| Exercise input |
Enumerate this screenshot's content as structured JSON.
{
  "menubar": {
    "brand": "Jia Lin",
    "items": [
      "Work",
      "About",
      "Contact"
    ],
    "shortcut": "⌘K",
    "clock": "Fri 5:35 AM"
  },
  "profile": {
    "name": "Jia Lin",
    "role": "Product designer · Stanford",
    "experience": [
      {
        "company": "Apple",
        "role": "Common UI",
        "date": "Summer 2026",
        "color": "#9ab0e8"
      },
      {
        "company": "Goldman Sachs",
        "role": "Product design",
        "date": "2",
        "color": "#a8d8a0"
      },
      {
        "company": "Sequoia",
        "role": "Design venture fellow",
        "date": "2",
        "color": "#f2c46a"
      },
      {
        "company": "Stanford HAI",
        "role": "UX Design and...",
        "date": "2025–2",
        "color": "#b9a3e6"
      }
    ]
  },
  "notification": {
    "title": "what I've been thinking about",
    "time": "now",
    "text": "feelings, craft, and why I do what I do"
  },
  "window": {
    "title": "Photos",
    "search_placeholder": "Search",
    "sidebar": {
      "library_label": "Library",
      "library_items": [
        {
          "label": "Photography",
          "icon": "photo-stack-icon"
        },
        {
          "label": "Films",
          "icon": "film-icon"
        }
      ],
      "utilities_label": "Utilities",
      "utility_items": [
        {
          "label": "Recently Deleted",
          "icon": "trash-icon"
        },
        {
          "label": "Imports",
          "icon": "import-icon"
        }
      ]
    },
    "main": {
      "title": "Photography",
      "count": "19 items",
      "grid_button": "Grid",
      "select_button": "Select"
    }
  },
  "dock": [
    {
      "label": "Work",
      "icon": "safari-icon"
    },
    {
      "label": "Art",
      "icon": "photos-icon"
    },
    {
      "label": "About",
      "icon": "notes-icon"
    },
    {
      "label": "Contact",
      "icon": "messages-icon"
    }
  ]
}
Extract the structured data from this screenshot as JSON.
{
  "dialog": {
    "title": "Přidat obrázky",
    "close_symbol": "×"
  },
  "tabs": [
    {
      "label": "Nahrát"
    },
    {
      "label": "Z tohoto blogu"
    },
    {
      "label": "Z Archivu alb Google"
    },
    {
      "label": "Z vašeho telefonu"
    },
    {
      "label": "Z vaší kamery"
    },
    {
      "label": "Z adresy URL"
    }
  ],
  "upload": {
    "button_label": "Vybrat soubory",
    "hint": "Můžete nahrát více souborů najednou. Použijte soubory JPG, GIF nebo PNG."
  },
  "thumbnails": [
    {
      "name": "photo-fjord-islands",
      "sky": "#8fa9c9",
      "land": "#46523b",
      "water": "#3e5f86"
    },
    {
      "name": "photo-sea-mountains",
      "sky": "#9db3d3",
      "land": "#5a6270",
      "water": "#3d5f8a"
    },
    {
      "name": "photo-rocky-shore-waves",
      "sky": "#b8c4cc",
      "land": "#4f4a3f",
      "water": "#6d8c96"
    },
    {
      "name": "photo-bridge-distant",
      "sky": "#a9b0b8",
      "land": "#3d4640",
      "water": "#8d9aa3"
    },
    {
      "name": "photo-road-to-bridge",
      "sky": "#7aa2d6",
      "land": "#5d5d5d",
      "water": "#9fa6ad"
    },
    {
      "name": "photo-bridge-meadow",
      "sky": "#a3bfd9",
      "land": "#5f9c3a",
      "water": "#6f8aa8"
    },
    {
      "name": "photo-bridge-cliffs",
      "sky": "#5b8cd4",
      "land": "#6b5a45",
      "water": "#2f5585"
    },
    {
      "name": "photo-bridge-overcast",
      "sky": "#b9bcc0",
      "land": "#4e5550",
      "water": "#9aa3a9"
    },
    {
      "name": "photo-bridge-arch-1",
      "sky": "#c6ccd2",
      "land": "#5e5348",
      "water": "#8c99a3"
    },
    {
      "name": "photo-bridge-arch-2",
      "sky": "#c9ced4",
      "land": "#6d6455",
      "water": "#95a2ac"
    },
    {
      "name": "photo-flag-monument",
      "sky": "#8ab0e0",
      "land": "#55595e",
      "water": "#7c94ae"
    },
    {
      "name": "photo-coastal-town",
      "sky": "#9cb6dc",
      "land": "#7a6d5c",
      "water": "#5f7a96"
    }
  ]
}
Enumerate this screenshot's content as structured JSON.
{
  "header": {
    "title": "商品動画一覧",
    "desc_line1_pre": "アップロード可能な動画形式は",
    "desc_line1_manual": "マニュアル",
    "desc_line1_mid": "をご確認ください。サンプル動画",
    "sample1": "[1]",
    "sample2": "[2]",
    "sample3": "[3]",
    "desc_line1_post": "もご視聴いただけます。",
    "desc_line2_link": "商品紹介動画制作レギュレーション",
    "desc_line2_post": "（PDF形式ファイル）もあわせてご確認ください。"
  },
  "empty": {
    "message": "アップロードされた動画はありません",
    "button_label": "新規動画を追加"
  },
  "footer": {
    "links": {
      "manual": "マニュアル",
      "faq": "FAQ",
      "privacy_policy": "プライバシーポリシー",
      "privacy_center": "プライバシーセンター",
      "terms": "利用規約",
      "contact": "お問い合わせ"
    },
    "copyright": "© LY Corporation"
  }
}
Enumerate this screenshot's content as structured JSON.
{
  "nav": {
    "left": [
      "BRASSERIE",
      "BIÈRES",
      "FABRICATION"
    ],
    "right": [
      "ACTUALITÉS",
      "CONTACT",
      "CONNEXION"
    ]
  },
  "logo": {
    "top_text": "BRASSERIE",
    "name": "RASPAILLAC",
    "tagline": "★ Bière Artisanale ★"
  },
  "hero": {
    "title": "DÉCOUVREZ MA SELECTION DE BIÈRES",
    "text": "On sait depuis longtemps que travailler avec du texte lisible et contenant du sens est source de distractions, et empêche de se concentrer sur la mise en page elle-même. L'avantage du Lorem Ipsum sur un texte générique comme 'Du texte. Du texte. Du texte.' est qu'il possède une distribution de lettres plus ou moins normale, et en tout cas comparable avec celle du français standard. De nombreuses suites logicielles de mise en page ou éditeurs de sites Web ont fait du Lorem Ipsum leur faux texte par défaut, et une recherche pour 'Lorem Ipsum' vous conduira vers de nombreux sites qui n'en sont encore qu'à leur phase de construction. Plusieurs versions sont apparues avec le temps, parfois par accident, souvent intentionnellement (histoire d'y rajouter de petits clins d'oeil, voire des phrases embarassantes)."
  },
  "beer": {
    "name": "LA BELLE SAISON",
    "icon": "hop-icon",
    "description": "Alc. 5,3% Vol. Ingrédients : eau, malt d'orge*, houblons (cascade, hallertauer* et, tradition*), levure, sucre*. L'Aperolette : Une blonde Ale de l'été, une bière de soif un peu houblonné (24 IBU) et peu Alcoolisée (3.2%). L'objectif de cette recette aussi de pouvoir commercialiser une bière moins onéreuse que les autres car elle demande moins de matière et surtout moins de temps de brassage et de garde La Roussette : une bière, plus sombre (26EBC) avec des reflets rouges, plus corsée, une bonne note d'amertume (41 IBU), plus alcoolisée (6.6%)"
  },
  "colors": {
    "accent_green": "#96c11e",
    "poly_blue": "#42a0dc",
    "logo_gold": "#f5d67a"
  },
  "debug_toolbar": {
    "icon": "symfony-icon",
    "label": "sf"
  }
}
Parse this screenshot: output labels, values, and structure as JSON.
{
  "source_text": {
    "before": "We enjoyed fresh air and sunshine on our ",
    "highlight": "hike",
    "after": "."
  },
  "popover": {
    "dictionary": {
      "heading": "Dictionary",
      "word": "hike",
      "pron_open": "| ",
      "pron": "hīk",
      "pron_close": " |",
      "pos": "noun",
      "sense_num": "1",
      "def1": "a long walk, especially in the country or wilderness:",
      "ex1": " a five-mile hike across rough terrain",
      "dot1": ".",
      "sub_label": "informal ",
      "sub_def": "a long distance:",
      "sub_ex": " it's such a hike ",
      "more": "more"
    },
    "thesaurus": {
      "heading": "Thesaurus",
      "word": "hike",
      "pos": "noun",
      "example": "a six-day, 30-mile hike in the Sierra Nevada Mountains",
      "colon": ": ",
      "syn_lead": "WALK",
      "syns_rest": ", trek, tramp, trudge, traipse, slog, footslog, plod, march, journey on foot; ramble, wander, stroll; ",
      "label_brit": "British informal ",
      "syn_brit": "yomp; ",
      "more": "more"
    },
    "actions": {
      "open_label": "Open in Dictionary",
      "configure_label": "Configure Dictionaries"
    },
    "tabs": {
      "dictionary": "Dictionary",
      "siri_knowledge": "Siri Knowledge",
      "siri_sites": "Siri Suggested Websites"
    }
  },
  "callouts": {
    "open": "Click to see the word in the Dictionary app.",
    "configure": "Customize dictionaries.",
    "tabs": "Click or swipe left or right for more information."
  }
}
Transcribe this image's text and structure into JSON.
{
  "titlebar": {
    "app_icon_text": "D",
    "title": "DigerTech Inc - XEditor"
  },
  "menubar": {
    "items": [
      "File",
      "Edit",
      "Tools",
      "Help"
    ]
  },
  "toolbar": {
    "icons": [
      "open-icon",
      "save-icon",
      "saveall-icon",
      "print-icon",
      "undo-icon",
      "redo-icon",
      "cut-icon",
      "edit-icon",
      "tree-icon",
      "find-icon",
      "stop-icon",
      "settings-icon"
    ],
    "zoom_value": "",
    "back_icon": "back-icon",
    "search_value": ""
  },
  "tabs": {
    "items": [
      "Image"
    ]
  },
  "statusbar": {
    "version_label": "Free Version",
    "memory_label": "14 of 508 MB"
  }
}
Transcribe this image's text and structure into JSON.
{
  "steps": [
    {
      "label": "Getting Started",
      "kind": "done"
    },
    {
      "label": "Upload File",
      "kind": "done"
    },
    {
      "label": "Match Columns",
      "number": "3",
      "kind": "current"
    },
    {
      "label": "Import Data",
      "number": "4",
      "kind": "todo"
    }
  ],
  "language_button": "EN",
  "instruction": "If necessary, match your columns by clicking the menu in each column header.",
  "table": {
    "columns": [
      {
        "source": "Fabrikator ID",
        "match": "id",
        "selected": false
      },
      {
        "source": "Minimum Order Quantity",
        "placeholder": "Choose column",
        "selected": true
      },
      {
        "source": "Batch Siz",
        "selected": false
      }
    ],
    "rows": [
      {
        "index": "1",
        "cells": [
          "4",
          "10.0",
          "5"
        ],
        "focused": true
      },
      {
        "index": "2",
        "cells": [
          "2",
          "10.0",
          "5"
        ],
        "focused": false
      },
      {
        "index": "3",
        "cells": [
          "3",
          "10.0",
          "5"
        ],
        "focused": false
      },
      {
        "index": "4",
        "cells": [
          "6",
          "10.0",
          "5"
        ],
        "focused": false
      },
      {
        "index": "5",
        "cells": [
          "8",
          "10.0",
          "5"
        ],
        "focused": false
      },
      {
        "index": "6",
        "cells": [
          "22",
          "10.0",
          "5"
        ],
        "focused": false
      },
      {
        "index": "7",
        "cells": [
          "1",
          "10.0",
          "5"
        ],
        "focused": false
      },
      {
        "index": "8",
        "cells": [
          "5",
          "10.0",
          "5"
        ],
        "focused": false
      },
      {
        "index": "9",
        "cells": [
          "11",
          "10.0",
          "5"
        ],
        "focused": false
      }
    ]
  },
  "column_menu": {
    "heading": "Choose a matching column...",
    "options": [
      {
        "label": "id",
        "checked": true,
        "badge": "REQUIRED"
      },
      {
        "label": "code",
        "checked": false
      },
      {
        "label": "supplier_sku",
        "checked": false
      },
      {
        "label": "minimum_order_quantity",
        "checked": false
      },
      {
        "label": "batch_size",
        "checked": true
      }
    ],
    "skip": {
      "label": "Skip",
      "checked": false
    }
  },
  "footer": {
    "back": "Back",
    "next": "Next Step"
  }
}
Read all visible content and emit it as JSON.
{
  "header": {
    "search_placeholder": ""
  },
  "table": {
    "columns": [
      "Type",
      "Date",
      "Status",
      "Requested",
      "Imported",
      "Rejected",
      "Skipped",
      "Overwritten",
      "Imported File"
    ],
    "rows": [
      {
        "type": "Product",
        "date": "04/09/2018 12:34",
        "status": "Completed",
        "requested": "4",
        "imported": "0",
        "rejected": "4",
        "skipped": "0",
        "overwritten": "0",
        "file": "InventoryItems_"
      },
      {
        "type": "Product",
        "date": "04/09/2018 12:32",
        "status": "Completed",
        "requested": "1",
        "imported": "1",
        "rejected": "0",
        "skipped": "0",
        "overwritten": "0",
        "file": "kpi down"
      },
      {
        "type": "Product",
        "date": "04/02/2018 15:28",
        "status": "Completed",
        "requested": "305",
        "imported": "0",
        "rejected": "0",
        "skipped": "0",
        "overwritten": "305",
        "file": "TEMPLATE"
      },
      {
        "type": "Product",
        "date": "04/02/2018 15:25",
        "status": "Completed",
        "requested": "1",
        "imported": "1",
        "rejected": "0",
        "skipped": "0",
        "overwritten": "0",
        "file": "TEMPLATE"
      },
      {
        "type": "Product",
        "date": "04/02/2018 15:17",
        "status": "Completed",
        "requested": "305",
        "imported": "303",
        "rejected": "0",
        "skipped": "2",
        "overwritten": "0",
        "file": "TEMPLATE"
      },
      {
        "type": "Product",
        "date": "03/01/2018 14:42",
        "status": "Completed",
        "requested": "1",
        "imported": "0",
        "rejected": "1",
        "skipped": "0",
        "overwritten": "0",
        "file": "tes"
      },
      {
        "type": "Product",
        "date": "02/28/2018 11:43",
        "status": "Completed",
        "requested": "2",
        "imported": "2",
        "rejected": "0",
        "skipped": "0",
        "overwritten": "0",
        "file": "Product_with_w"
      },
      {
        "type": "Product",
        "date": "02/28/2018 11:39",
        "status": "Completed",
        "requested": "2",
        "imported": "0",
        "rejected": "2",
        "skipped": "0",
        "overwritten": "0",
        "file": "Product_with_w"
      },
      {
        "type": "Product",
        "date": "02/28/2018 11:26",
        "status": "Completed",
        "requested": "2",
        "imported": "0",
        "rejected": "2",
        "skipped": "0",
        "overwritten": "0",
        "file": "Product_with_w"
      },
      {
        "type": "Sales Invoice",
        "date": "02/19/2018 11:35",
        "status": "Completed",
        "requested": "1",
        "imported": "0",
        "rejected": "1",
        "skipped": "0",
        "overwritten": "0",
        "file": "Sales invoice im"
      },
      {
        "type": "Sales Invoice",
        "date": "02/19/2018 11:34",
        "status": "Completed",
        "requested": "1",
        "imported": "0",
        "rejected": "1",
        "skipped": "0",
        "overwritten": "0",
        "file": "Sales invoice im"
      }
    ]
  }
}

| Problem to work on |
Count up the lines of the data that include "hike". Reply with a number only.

| Exercise response |
6